President Frank-Walter Steinmeier sounded a more ambivalent – even alarmed – tone.

The far-right Alternative für Deutschland (AfD), which makes no secret of its contempt for the democratic order, is polling in first place with about 30 per cent support in three eastern states that choose parliaments in September.

“What we need is for democrats in this country to stand shoulder to shoulder,” said Steinmeier. He urged Germans to remember that – in facing down the AfD – they are “defending democracy itself”.

For many, this Basic Law anniversary comes as old certainties go out the window.

Under Scholz, Germany reacted quickly to the Russian invasion of February 2022 with taboo-shattering arms deliveries to Ukraine and a massive hike in defence spending at home.
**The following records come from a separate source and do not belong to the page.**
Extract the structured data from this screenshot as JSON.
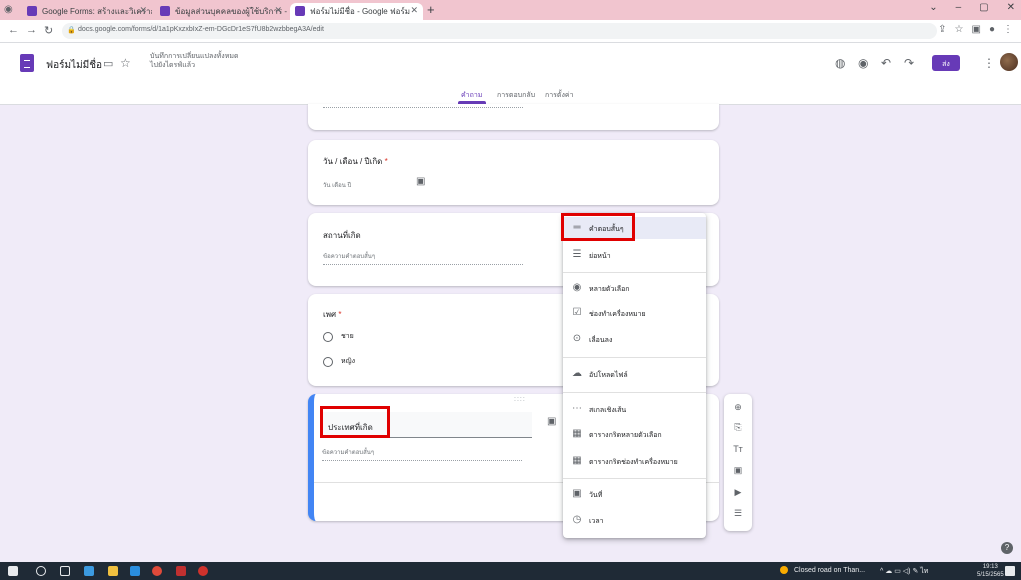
{
  "browser": {
    "tabs": [
      {
        "label": "Google Forms: สร้างและวิเคราะห์แบบสำรวจ",
        "favicon_color": "#673ab7",
        "active": false
      },
      {
        "label": "ข้อมูลส่วนบุคคลของผู้ใช้บริการ - Goog",
        "favicon_color": "#673ab7",
        "active": false
      },
      {
        "label": "ฟอร์มไม่มีชื่อ - Google ฟอร์ม",
        "favicon_color": "#673ab7",
        "active": true
      }
    ],
    "new_tab": "+",
    "url": "docs.google.com/forms/d/1a1pKxzxbIxZ-em-DGcDr1eS7fU8b2wzbbegA3A/edit",
    "window_controls": [
      "⌄",
      "–",
      "▢",
      "✕"
    ]
  },
  "header": {
    "form_title": "ฟอร์มไม่มีชื่อ",
    "saved_status": "บันทึกการเปลี่ยนแปลงทั้งหมด ไปยังไดรฟ์แล้ว",
    "send_label": "ส่ง",
    "tabs": [
      {
        "label": "คำถาม",
        "active": true
      },
      {
        "label": "การตอบกลับ",
        "active": false
      },
      {
        "label": "การตั้งค่า",
        "active": false
      }
    ]
  },
  "form": {
    "date_question": {
      "title": "วัน / เดือน / ปีเกิด",
      "required_mark": "*",
      "placeholder": "วัน เดือน ปี"
    },
    "birthplace_question": {
      "title": "สถานที่เกิด",
      "answer_hint": "ข้อความคำตอบสั้นๆ"
    },
    "gender_question": {
      "title": "เพศ",
      "required_mark": "*",
      "options": [
        "ชาย",
        "หญิง"
      ]
    },
    "active_question": {
      "drag_handle": "::::",
      "title": "ประเทศที่เกิด",
      "answer_hint": "ข้อความคำตอบสั้นๆ"
    }
  },
  "type_menu": {
    "items": [
      {
        "label": "คำตอบสั้นๆ",
        "icon": "short-answer-icon",
        "glyph": "═",
        "selected": true
      },
      {
        "label": "ย่อหน้า",
        "icon": "paragraph-icon",
        "glyph": "☰",
        "selected": false
      },
      {
        "label": "หลายตัวเลือก",
        "icon": "radio-icon",
        "glyph": "◉",
        "selected": false
      },
      {
        "label": "ช่องทำเครื่องหมาย",
        "icon": "checkbox-icon",
        "glyph": "☑",
        "selected": false
      },
      {
        "label": "เลื่อนลง",
        "icon": "dropdown-icon",
        "glyph": "⊙",
        "selected": false
      },
      {
        "label": "อัปโหลดไฟล์",
        "icon": "upload-icon",
        "glyph": "☁",
        "selected": false
      },
      {
        "label": "สเกลเชิงเส้น",
        "icon": "linear-scale-icon",
        "glyph": "⋯",
        "selected": false
      },
      {
        "label": "ตารางกริดหลายตัวเลือก",
        "icon": "grid-icon",
        "glyph": "▦",
        "selected": false
      },
      {
        "label": "ตารางกริดช่องทำเครื่องหมาย",
        "icon": "checkbox-grid-icon",
        "glyph": "▦",
        "selected": false
      },
      {
        "label": "วันที่",
        "icon": "calendar-icon",
        "glyph": "▣",
        "selected": false
      },
      {
        "label": "เวลา",
        "icon": "clock-icon",
        "glyph": "◷",
        "selected": false
      }
    ]
  },
  "floating_toolbar": [
    "⊕",
    "⎘",
    "Tт",
    "▣",
    "▶",
    "☰"
  ],
  "taskbar": {
    "weather": "Closed road on Than...",
    "language": "ไท",
    "clock_time": "19:13",
    "clock_date": "5/15/2565"
  },
  "colors": {
    "brand": "#673ab7",
    "canvas": "#f0ebf8",
    "highlight": "#e00000",
    "active_border": "#4285f4"
  }
}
But this country – and even Scholz’s own party – remains in deep denial over why and how wishful thinking and economic-ecological gambles created a fatal dependency on Putin’s Russia.

In endless anniversary articles and speeches, few have referred to Germany’s Basic Law vow to be an “equal partner in a united Europe”.
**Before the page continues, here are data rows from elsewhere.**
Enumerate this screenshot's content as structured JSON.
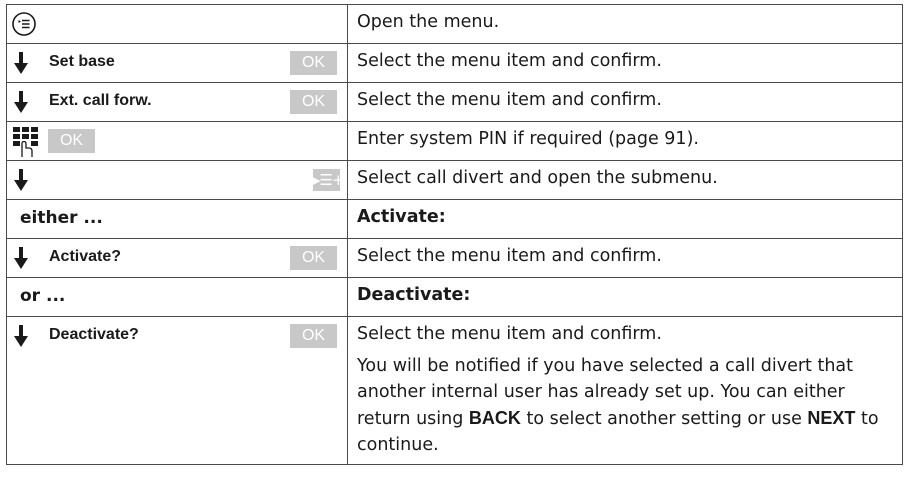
{
  "rows": [
    {
      "icon": "menu-key-icon",
      "text": "Open the menu."
    },
    {
      "icon": "down-arrow-icon",
      "label": "Set base",
      "key": "OK",
      "text": "Select the menu item and confirm."
    },
    {
      "icon": "down-arrow-icon",
      "label": "Ext. call forw.",
      "key": "OK",
      "text": "Select the menu item and confirm."
    },
    {
      "icon": "keypad-icon",
      "key": "OK",
      "text": "Enter system PIN if required (page 91)."
    },
    {
      "icon": "down-arrow-icon",
      "key_icon": "submenu-key-icon",
      "key": "▸☰+",
      "text": "Select call divert and open the submenu."
    },
    {
      "label": "either ...",
      "text": "Activate:"
    },
    {
      "icon": "down-arrow-icon",
      "label": "Activate?",
      "key": "OK",
      "text": "Select the menu item and confirm."
    },
    {
      "label": "or ...",
      "text": "Deactivate:"
    },
    {
      "icon": "down-arrow-icon",
      "label": "Deactivate?",
      "key": "OK",
      "text": "Select the menu item and confirm."
    }
  ],
  "note": {
    "part1": "You will be notified if you have selected a call divert that another internal user has already set up. You can either return using ",
    "kw1": "BACK",
    "part2": " to select another setting or use ",
    "kw2": "NEXT",
    "part3": " to continue."
  },
  "colors": {
    "softkey": "#c8c8c8",
    "border": "#4a4a4a",
    "text": "#1a1a1a"
  }
}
It’s two years since Scholz used a Prague speech to call for “swift and pragmatic” EU reform. Few new ideas have followed as the chancellor struggles to match the European rhetorical elan of French president Emmanuel Macron, who arrives in Germany on Sunday evening for a two-day visit.

The chancellor could be forgiven given his preoccupation with something not even mentioned in the Basic Law: Israel.

In a 2008 Knesset speech, his predecessor Angela Merkel took bilateral relations to a new level. She described Germany’s historical responsibility for Nazi crimes against European Jews as “part of my country’s Staatsräson [reason of state]. This means that Israel’s security is never negotiable for me as German chancellor.”

Sixteen years on, Israel’s strategy in Gaza has pushed Merkel’s successor into a moral maze. After the October 7th Hamas attacks, Scholz repeated the Staatsräson term, insisting “there is only one place for Germany: at Israel’s side”. Seven months on, he is pursuing a policy of knowing and not knowing who he is dealing with in Jerusalem – and the corner into which this solidarity is pushing Germany.

Amid critics’ claims of double standards, they say Germany’s slippery “Staatsräson” doctrine has collided with its Basic Law’s assertion that human dignity is inviolable. Things came to a head this week amid discussion of a possible arrest warrant for Binyamin Netanyahu from the International Criminal Court.

Asked how it would react to any ICC warrant against Netanyahu – effectively a choice between Israel and international law – Germany made a discreet but significant shift: Steffen Hebestreit, spokesman for Scholz, said Germany would “naturally stick to the law”.

Similarly the foreign ministry, while critical of the “incorrect impression” of equivalence between the Israeli and Hamas leaders, emphasised its respect for the independence of the court in The Hague. That respect has a number: with an annual €20 million contribution, Germany is the second-largest backer of the ICC after Japan. Meanwhile, its military backing for Israel, second only to the US, saw Germany dragged before another Hague tribunal.

In a case brought by Nicaragua, Berlin lawyers convinced the UN International Court of Justice (ICJ) – in emergency preliminary proceedings, at least – that its arms supplies were not “facilitating genocide” in Gaza. The lawyers added how, amid growing frustration over Gaza aid blockades, Germany had reviewed and reduced significantly its Israel arms deliveries.

With the post-unification era well and truly over, this is an anxious anniversary for Germany and its Basic Law. There is even talk of a new constitution for these new times. For now the emotional debate – over what this country stands for and what it should want – may yet prove a decisive, Kairos moment of opportunity.

Derek Scally

Derek Scally

Derek Scally is an Irish Times journalist based in Berlin